Nurdles are lentil-sized pellets of plastics—polyethylene, polypropylene, polystyrene, and so on—that are used to make everything from consumer goods to the containers we ship them in. They're an environmental terror, not least because they look like food to aquatic life. Some 230,000 tons of them are set afloat on the high seas every year.
Like crude oil, nurdles are highly persistent pollutants, and will continue to circulate in ocean currents and wash ashore for decades. They are also "toxic sponges," which attract chemical toxins and other pollutants on to their surfaces.
"The pellets themselves are a mixture of chemicals—they are fossil fuels," says Tom Gammage, at the Environmental Investigation Agency (EIA), an international campaign group. "But they act as toxic sponges. A lot of toxic chemicals—which in the case of Sri Lanka are already in the water—are hydrophobic [repel water], so they gather on the surface of microplastics.

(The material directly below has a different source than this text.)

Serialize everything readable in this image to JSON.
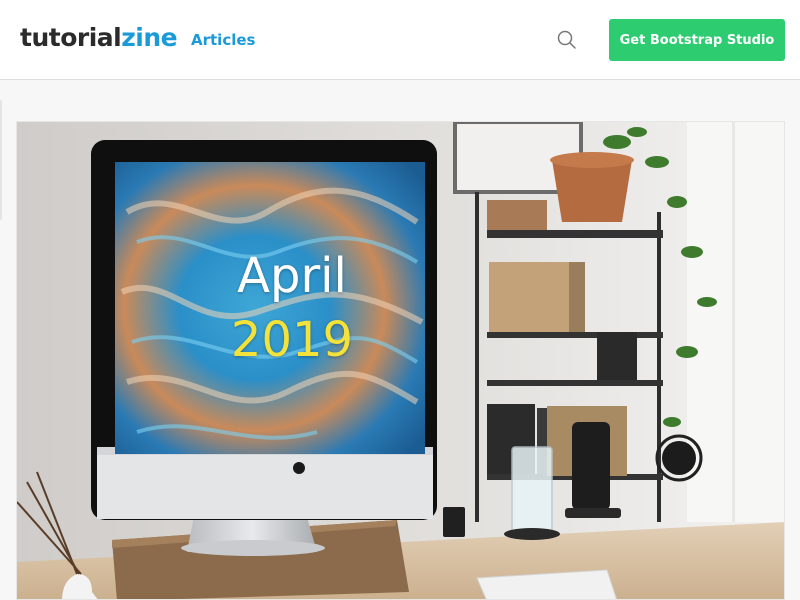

See also the Wikipedia article on plastic resin pellet pollution and The Great Nurdle Hunt.